(MATERIAL TO PROCESS Opens)

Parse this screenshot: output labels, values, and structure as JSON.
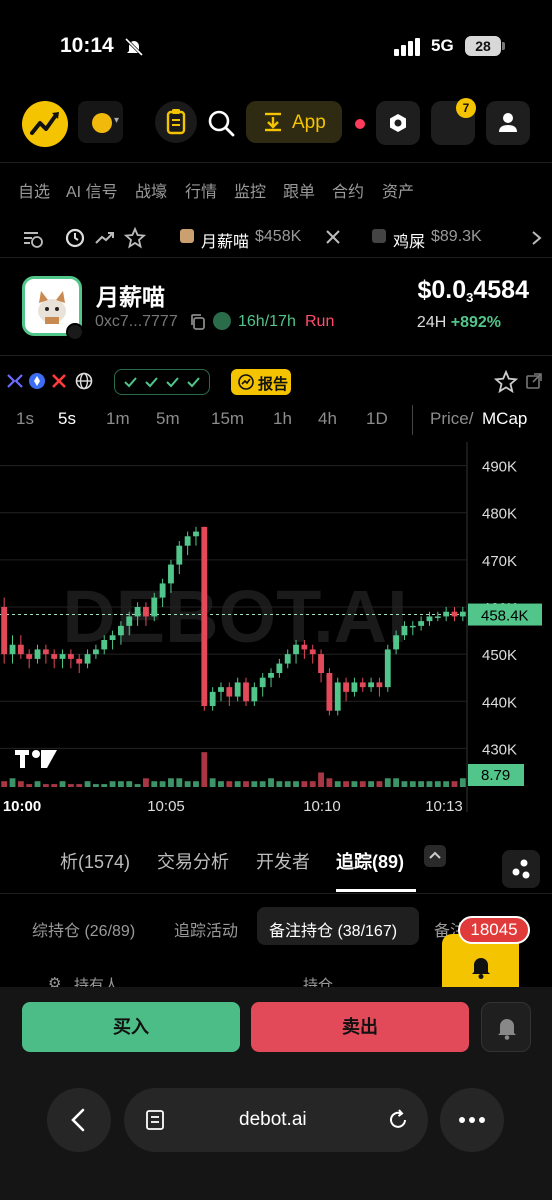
{
  "status_bar": {
    "time": "10:14",
    "network": "5G",
    "battery": "28"
  },
  "header": {
    "app_button_label": "App",
    "notification_count": "7"
  },
  "nav": {
    "items": [
      "自选",
      "AI 信号",
      "战壕",
      "行情",
      "监控",
      "跟单",
      "合约",
      "资产"
    ]
  },
  "watchlist": {
    "chips": [
      {
        "name": "月薪喵",
        "price": "$458K"
      },
      {
        "name": "鸡屎",
        "price": "$89.3K"
      }
    ]
  },
  "token": {
    "name": "月薪喵",
    "address": "0xc7...7777",
    "age": "16h/17h",
    "status": "Run",
    "price_prefix": "$0.0",
    "price_zeros": "3",
    "price_suffix": "4584",
    "change_label": "24H",
    "change_value": "+892%"
  },
  "social": {
    "report_label": "报告"
  },
  "timeframes": {
    "items": [
      "1s",
      "5s",
      "1m",
      "5m",
      "15m",
      "1h",
      "4h",
      "1D"
    ],
    "active": "5s",
    "mode_price": "Price/",
    "mode_mcap": "MCap"
  },
  "chart_data": {
    "type": "candlestick",
    "watermark": "DEBOT.AI",
    "y_ticks": [
      "490K",
      "480K",
      "470K",
      "460K",
      "450K",
      "440K",
      "430K"
    ],
    "y_range": [
      425,
      495
    ],
    "current_price_label": "458.4K",
    "current_price": 458.4,
    "volume_label": "8.79",
    "x_ticks": [
      "10:00",
      "10:05",
      "10:10",
      "10:13"
    ],
    "candles": [
      [
        460,
        450,
        462,
        448
      ],
      [
        450,
        452,
        454,
        448
      ],
      [
        452,
        450,
        454,
        449
      ],
      [
        450,
        449,
        451,
        447
      ],
      [
        449,
        451,
        452,
        448
      ],
      [
        451,
        450,
        452,
        448
      ],
      [
        450,
        449,
        451,
        447
      ],
      [
        449,
        450,
        451,
        447
      ],
      [
        450,
        449,
        451,
        447
      ],
      [
        449,
        448,
        450,
        446
      ],
      [
        448,
        450,
        451,
        447
      ],
      [
        450,
        451,
        452,
        449
      ],
      [
        451,
        453,
        454,
        450
      ],
      [
        453,
        454,
        455,
        451
      ],
      [
        454,
        456,
        457,
        452
      ],
      [
        456,
        458,
        459,
        454
      ],
      [
        458,
        460,
        461,
        456
      ],
      [
        460,
        458,
        461,
        456
      ],
      [
        458,
        462,
        463,
        457
      ],
      [
        462,
        465,
        466,
        460
      ],
      [
        465,
        469,
        470,
        463
      ],
      [
        469,
        473,
        474,
        467
      ],
      [
        473,
        475,
        476,
        471
      ],
      [
        475,
        476,
        477,
        473
      ],
      [
        477,
        439,
        477,
        438
      ],
      [
        439,
        442,
        443,
        438
      ],
      [
        442,
        443,
        444,
        440
      ],
      [
        443,
        441,
        444,
        439
      ],
      [
        441,
        444,
        445,
        440
      ],
      [
        444,
        440,
        445,
        439
      ],
      [
        440,
        443,
        444,
        439
      ],
      [
        443,
        445,
        446,
        441
      ],
      [
        445,
        446,
        447,
        443
      ],
      [
        446,
        448,
        449,
        445
      ],
      [
        448,
        450,
        451,
        447
      ],
      [
        450,
        452,
        453,
        448
      ],
      [
        452,
        451,
        453,
        449
      ],
      [
        451,
        450,
        452,
        448
      ],
      [
        450,
        446,
        451,
        444
      ],
      [
        446,
        438,
        447,
        437
      ],
      [
        438,
        444,
        445,
        437
      ],
      [
        444,
        442,
        445,
        440
      ],
      [
        442,
        444,
        445,
        441
      ],
      [
        444,
        443,
        445,
        442
      ],
      [
        443,
        444,
        445,
        442
      ],
      [
        444,
        443,
        445,
        441
      ],
      [
        443,
        451,
        452,
        442
      ],
      [
        451,
        454,
        455,
        450
      ],
      [
        454,
        456,
        457,
        453
      ],
      [
        456,
        456,
        457,
        454
      ],
      [
        456,
        457,
        458,
        455
      ],
      [
        457,
        458,
        459,
        456
      ],
      [
        458,
        458,
        459,
        457
      ],
      [
        458,
        459,
        460,
        457
      ],
      [
        459,
        458,
        460,
        457
      ],
      [
        458,
        459,
        460,
        457
      ]
    ],
    "volumes": [
      2,
      3,
      2,
      1,
      2,
      1,
      1,
      2,
      1,
      1,
      2,
      1,
      1,
      2,
      2,
      2,
      1,
      3,
      2,
      2,
      3,
      3,
      2,
      2,
      12,
      3,
      2,
      2,
      2,
      2,
      2,
      2,
      3,
      2,
      2,
      2,
      2,
      2,
      5,
      3,
      2,
      2,
      2,
      2,
      2,
      2,
      3,
      3,
      2,
      2,
      2,
      2,
      2,
      2,
      2,
      3
    ]
  },
  "tabs": {
    "items": [
      "析(1574)",
      "交易分析",
      "开发者",
      "追踪(89)"
    ],
    "active_index": 3
  },
  "subtabs": {
    "items": [
      "综持仓 (26/89)",
      "追踪活动",
      "备注持仓 (38/167)",
      "备注"
    ],
    "active_index": 2
  },
  "alert": {
    "count": "18045"
  },
  "holders": {
    "col_holder": "持有人",
    "col_position": "持仓"
  },
  "actions": {
    "buy_label": "买入",
    "sell_label": "卖出"
  },
  "browser": {
    "url": "debot.ai"
  },
  "colors": {
    "up": "#52c58a",
    "down": "#e24a5a",
    "accent": "#f5c400",
    "background": "#000000"
  }
}
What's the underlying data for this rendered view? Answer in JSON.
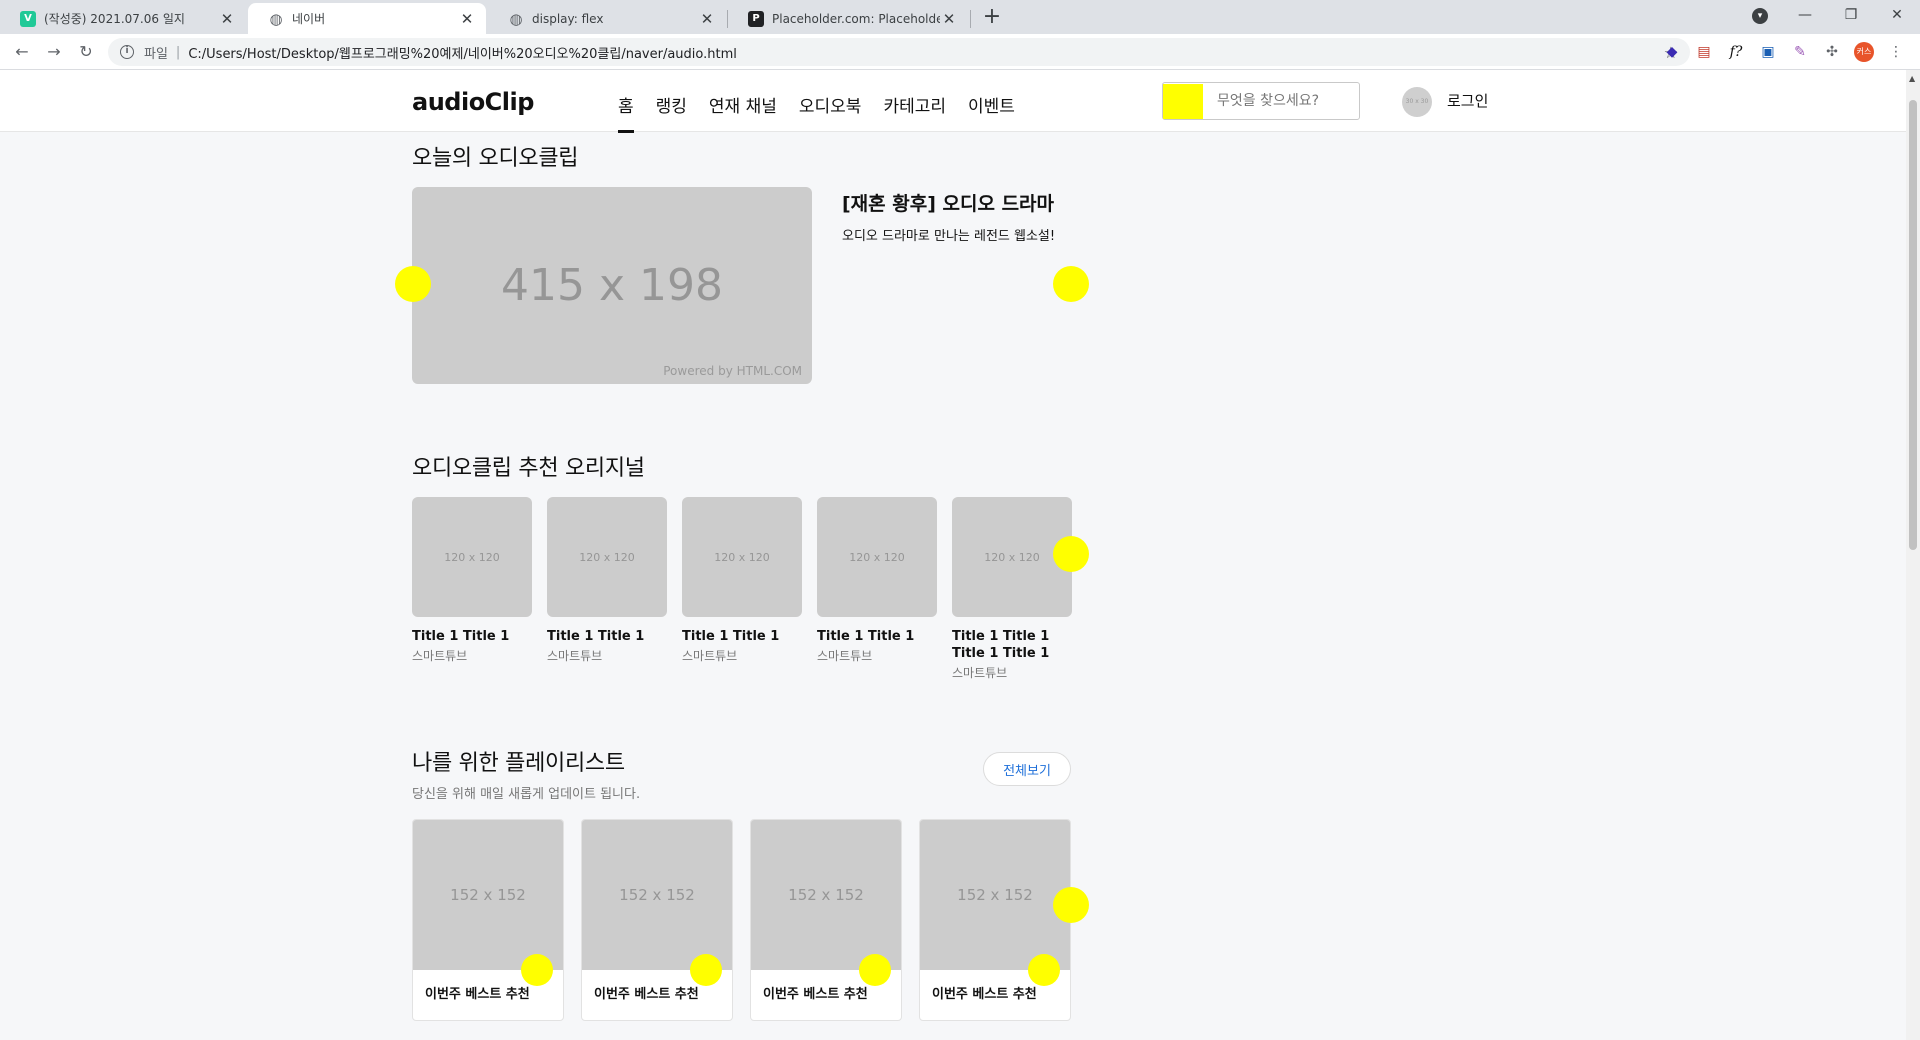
{
  "browser": {
    "tabs": [
      {
        "title": "(작성중) 2021.07.06 일지",
        "favicon": "v-icon"
      },
      {
        "title": "네이버",
        "favicon": "globe-icon",
        "active": true
      },
      {
        "title": "display: flex",
        "favicon": "globe-icon"
      },
      {
        "title": "Placeholder.com: Placeholder.co",
        "favicon": "p-icon"
      }
    ],
    "address": {
      "scheme": "파일",
      "url": "C:/Users/Host/Desktop/웹프로그래밍%20예제/네이버%20오디오%20클립/naver/audio.html"
    },
    "profile_badge": "커스"
  },
  "header": {
    "logo": "audioClip",
    "nav": [
      "홈",
      "랭킹",
      "연재 채널",
      "오디오북",
      "카테고리",
      "이벤트"
    ],
    "search_placeholder": "무엇을 찾으세요?",
    "avatar_label": "30 x 30",
    "login": "로그인"
  },
  "today": {
    "title": "오늘의 오디오클립",
    "image_label": "415 x 198",
    "image_powered": "Powered by HTML.COM",
    "item_title": "[재혼 황후] 오디오 드라마",
    "item_desc": "오디오 드라마로 만나는 레전드 웹소설!"
  },
  "originals": {
    "title": "오디오클립 추천 오리지널",
    "image_label": "120 x 120",
    "items": [
      {
        "title": "Title 1 Title 1",
        "sub": "스마트튜브"
      },
      {
        "title": "Title 1 Title 1",
        "sub": "스마트튜브"
      },
      {
        "title": "Title 1 Title 1",
        "sub": "스마트튜브"
      },
      {
        "title": "Title 1 Title 1",
        "sub": "스마트튜브"
      },
      {
        "title": "Title 1 Title 1 Title 1 Title 1",
        "sub": "스마트튜브"
      }
    ]
  },
  "playlist": {
    "title": "나를 위한 플레이리스트",
    "subtitle": "당신을 위해 매일 새롭게 업데이트 됩니다.",
    "view_all": "전체보기",
    "image_label": "152 x 152",
    "items": [
      {
        "title": "이번주 베스트 추천"
      },
      {
        "title": "이번주 베스트 추천"
      },
      {
        "title": "이번주 베스트 추천"
      },
      {
        "title": "이번주 베스트 추천"
      }
    ]
  },
  "colors": {
    "highlight": "#ffff00",
    "placeholder": "#cccccc",
    "link": "#1e6fd9"
  }
}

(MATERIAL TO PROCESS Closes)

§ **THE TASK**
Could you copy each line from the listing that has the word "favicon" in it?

§ **FINISHED EXERCISE**
        "favicon": "v-icon"
        "favicon": "globe-icon",
        "favicon": "globe-icon"
        "favicon": "p-icon"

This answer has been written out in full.